Comment & Opinion

TALKSDara Calleary, pictured here speaking to RTÉ after his re-election back in February, feels a new Government is needed sooner rather than later to help make important decisons regarding the Covid-19 crisis. He is part of the FIanna Fáil team currently involved in negotiations. Pic: Michael McLaughlin


Dara Calleary

The sheer scale and speed of the Covid-19 crisis is difficult to grasp. The statistics seem to fail to capture a health, social and economic catastrophe that reaches into every home in our country and has affected each of us on a very personal level. The mounting loss of life - nearly 1500 of our fellow citizens have lost their lives to date is a stark illustration of the devastating impact of Covid-19.
All the while as families struggle to stay safe in lockdown, many of their livelihoods are in jeopardy from an economy in freefall. 1.1 million people are on some form of state support, our hospitality and retail industry are effectively shuttered, construction sites have been silent, farm incomes are under renewed pressure, business revenues have plummeted and a quarter of businesses have pulled down the shutter, many deeply uncertain about opening again. In Mayo alone over 16,300 people who were going out to work at the beginning of March are now are surviving on the pandemic unemployment payment. That’s thousands of homes that seen their income fall and the futures clouded in uncertainty.
Supports have been announced. However, some of those-like the €2 billion credit guarantee scheme and €2 billion of tax deferrals will not be possible to implement without political parties taking responsibility. Businesses struggling to keep their heads above the rising waters that need supports today to keep their staff employed or keep the hope of re-opening alive will have to wait until a government is formed to get many of them.

In Mayo, we are particularly vulnerable to this economic crisis. Key sectors such as tourism, hospitality, retail and agriculture that support so many jobs across the region will need sustained support to get up and running again. SMEs, the backbone of the Irish economy employing over half of all workers are particularly important in rural counties. These enterprises are struggling with cash flow and will need help to chart a route out of the economic morass once, the crisis has passed. These businesses struggles will put the finances of Mayo County Council under further pressure.
Political leadership is urgently necessary to set out and implement a National Recovery Plan for the whole country.
We have endured this crisis as a country through shared effort and a deep sense of commitment to our families and communities. For many it has meant enduring social distancing from loved ones while for others it has meant working on the frontline of our hospitals.  It has showed the best of us as a nation. To move forward through the coming stages we will need to show that same kind of collective effort and shared responsibility at a political level.

We need a government that will pass legislation to provide vital supports to businesses and communities and set out a road map to economic and social recovery. We need a government that will invest in public services and ensure a balanced regional recovery that benefits all parts of our country. The current talks on a Programme for Government are aimed at delivering such an ambition.
There are difficult decisions ahead for any party that decides to go into government. For my party, Fianna Fáil it will mean hard choices to work with parties that we have rightly disagreed with over many issues in the past. Understandably our supporters and members are concerned about the compromises this will involve. However, our island faces one of its biggest ever challenges. Fianna Fáil will play it part in responding to that challenge.

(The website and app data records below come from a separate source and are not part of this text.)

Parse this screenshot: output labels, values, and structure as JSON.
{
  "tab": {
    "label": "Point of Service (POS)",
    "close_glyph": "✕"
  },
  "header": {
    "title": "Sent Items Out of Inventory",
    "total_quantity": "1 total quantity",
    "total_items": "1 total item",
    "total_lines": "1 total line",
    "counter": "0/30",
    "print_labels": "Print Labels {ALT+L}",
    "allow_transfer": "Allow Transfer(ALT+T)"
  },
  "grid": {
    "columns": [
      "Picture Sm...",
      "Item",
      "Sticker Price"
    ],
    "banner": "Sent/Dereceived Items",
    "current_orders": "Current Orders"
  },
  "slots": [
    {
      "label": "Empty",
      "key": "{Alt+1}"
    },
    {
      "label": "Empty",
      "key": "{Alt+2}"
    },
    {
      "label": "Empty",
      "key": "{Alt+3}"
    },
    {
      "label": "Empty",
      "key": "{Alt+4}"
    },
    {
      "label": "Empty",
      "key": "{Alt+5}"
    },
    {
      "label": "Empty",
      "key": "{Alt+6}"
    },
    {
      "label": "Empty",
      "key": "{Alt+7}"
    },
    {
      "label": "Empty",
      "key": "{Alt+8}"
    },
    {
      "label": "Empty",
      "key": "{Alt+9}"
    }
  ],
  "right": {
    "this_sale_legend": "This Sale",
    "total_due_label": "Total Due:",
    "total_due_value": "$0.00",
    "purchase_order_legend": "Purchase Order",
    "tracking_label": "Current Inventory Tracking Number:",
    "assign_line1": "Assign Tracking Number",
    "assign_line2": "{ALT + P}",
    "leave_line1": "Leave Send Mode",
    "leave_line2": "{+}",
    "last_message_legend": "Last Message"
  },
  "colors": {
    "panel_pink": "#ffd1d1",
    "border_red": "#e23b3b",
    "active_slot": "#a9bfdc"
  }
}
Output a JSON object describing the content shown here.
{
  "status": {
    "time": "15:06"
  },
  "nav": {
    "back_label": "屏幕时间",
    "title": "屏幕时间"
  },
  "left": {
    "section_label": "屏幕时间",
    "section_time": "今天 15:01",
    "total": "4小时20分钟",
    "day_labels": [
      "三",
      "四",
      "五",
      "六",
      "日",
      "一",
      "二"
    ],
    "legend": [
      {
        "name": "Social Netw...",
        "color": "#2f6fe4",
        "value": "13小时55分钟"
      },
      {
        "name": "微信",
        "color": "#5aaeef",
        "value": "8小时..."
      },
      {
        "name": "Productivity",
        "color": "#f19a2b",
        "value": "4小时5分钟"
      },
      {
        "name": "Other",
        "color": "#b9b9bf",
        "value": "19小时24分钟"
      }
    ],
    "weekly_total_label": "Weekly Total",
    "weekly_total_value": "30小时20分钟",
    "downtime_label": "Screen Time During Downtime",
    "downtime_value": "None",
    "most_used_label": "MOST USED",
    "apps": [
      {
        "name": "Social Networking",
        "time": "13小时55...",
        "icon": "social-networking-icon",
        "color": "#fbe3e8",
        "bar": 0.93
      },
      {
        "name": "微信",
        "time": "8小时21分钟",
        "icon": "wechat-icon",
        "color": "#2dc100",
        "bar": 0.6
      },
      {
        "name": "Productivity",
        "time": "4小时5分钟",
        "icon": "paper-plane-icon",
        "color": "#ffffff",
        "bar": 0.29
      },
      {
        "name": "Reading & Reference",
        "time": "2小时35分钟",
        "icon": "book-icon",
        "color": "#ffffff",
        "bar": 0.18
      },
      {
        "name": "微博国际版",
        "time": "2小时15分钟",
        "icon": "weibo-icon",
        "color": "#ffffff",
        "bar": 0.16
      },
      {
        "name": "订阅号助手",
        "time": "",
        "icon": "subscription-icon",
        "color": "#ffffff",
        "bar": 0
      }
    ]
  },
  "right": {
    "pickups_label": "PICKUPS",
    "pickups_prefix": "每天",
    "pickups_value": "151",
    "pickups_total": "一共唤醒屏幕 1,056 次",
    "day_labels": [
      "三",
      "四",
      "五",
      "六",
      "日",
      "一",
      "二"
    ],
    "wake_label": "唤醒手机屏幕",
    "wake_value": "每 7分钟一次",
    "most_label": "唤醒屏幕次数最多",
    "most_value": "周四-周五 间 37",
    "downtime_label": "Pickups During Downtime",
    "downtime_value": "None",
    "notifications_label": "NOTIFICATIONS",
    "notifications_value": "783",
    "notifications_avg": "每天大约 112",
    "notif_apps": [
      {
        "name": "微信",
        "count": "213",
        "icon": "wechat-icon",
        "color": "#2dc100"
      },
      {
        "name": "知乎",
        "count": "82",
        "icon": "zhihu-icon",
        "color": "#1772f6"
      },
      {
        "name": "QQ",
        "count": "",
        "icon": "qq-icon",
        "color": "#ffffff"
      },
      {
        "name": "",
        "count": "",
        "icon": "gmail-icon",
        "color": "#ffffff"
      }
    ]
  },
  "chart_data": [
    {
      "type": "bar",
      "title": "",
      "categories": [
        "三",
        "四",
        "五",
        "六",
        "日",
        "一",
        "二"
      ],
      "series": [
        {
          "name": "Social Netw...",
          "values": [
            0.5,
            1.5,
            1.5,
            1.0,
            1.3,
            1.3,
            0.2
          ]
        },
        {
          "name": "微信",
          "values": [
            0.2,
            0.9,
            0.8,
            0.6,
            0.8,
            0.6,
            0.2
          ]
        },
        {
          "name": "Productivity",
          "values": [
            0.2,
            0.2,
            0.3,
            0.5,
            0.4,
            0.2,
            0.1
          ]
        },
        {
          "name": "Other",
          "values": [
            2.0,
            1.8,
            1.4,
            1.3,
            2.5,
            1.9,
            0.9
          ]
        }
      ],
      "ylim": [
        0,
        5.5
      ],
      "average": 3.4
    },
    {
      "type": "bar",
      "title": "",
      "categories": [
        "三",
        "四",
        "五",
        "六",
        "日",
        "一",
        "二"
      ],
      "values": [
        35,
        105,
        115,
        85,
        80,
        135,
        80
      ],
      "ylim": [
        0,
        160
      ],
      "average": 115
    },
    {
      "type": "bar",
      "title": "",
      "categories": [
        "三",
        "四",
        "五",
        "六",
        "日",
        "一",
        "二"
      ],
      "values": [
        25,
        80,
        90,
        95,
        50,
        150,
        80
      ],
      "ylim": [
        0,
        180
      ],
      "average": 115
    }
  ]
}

Ballina native Dara Calleary, TD, is the Deputy Leader of Fianna Fáil.